Millicent Rogers, also known as the “Standard Oil Heiress,” was a legendary woman of style whose bold, avant-garde taste played a significant role in the history of modern fashion. She was considered to be an exotic beauty who was featured in Vogue and Harper’s Bazaar and appeared annually on best-dressed lists. Millicent was a trendsetter who danced with European princes and attracted such men as Clark Gable, Ian Fleming and Noel Coward. When she was introduced to Taos, New Mexico a metamorphosis took place. Her contact with the Native American and Hispanic peoples of northern New Mexico revealed to her a way of life she had never experienced before. Drawn to the beauty of the Taos landscape, Millicent became particularly fascinated with the simplicity and warmth of its esoteric quality of life. Taos was a place where she could put her hectic wanderings behind her and it was in this environment that she assembled a stellar collection of Native American jewelry and continued to design and create her own. After her death the Millicent Rogers Museum was established in Taos to house her collection.

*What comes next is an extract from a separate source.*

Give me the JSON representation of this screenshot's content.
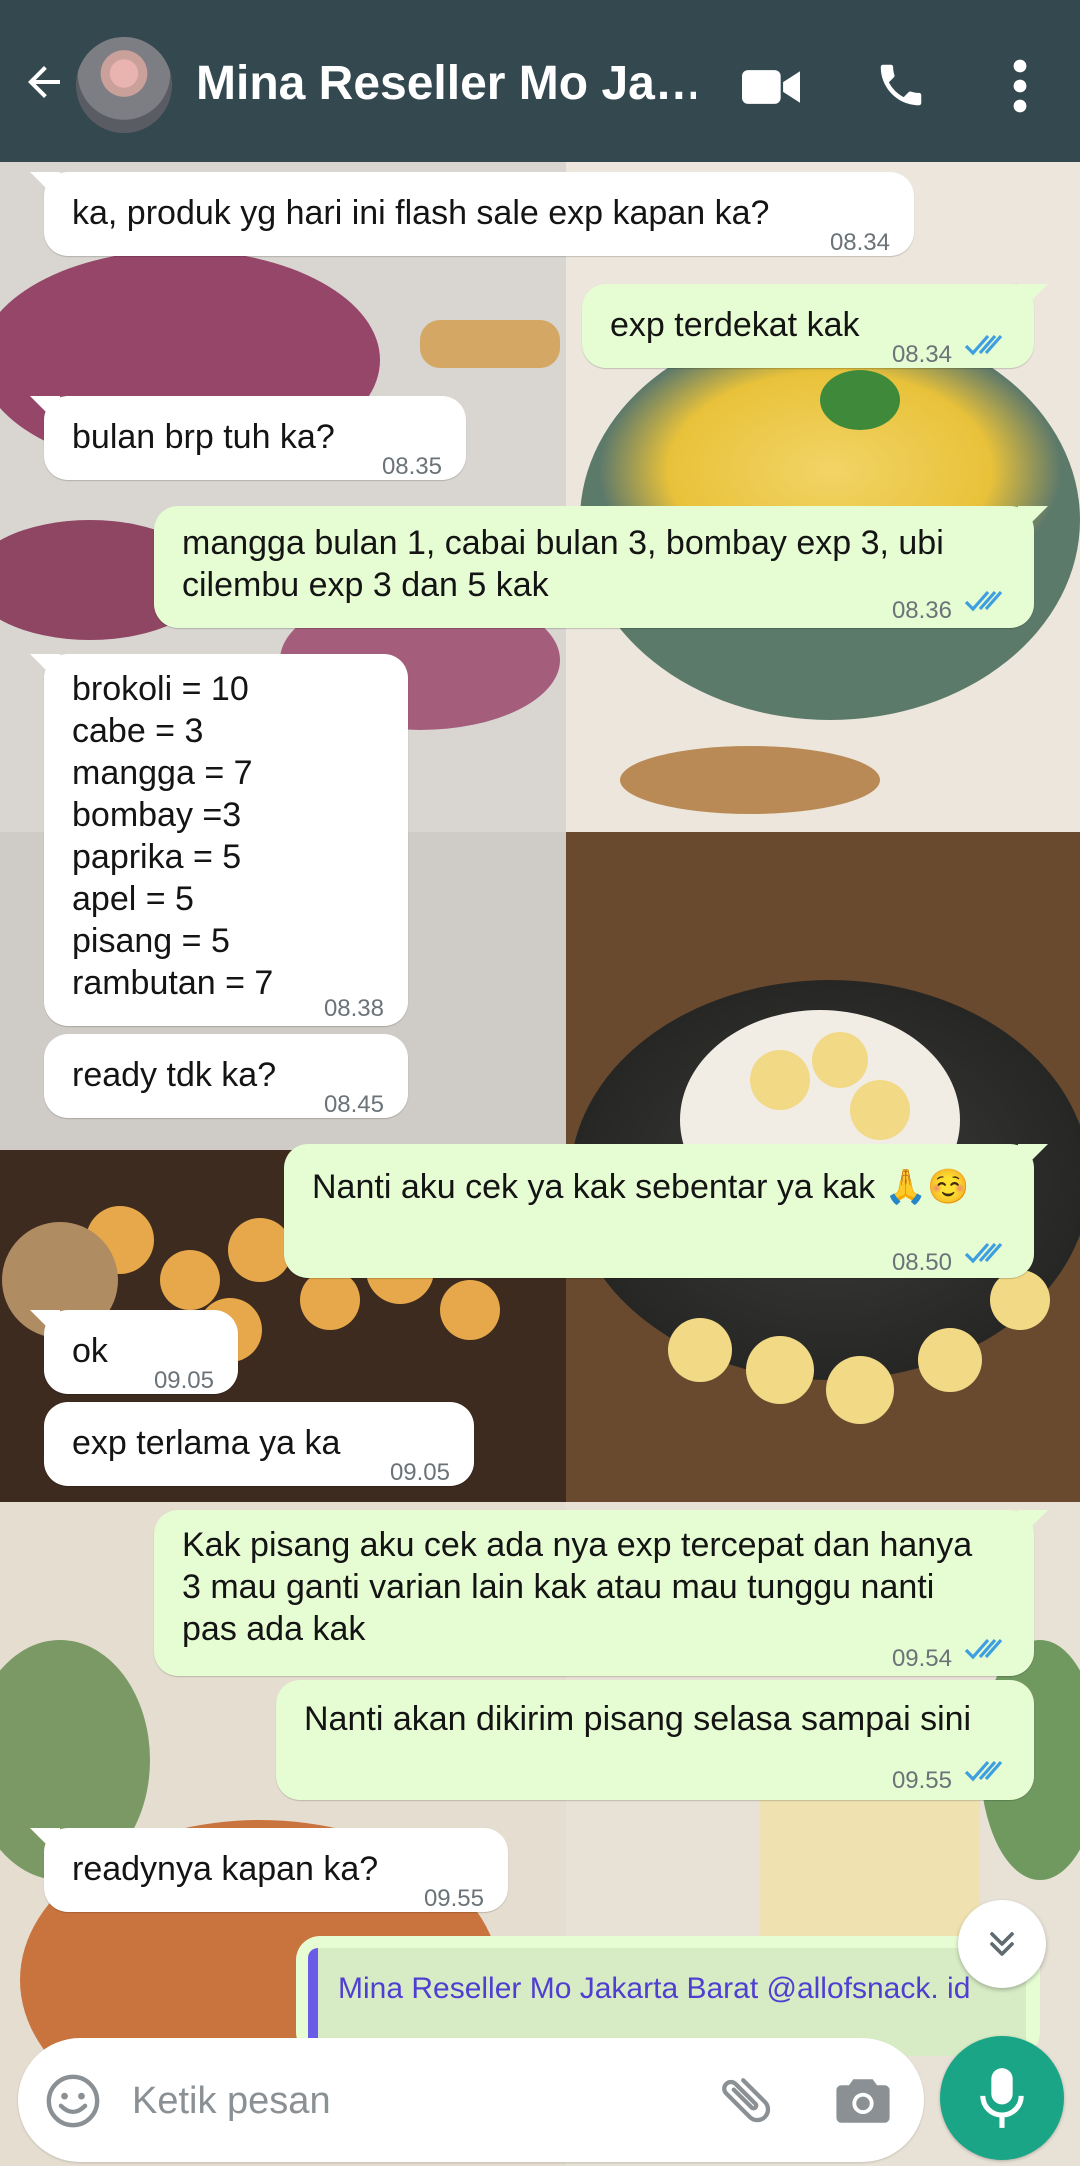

Join Dr. Shelby Tisdale, Director of the Center of Southwest Studies, as she traces Millicent’s journey from New York to Taos on Wednesday, July 11 at 1:30 pm.
Dr. Tisdale is the former Director of the Museum of Indian Arts and Culture/Laboratory of Anthropology in Santa Fe, New Mexico and the Millicent Rogers Museum in Taos. She has published forty articles and book chapters relating to American Indian art and culture, and women in the West. She contributed to and directed the publication of the Oklahoma Book Award winning Woven Worlds: Basketry from the Clark Field Collection, for the Philbrook Museum of Art in Tulsa, Oklahoma (2001). Her book, Fine Indian Jewelry of the Southwest: The Millicent Rogers Museum Collection (2006) received the Ralph Emerson Twitchell Book Award from the Historical Society of New Mexico and the Southwest Book Award from the Border Regional Library Association. She edited Spider Woman’s Gift: Nineteenth-Century Diné Textiles (2011). Her latest book, Pablita Velarde: In Her Own Words (2012), is a full-length biography of this famous American Indian painter. The Center of Southwest Studies currently has one of Pablita Velarde’s paintings on exhibit to accompany the travelling exhibition of her daughter Helen Hardin’s etchings.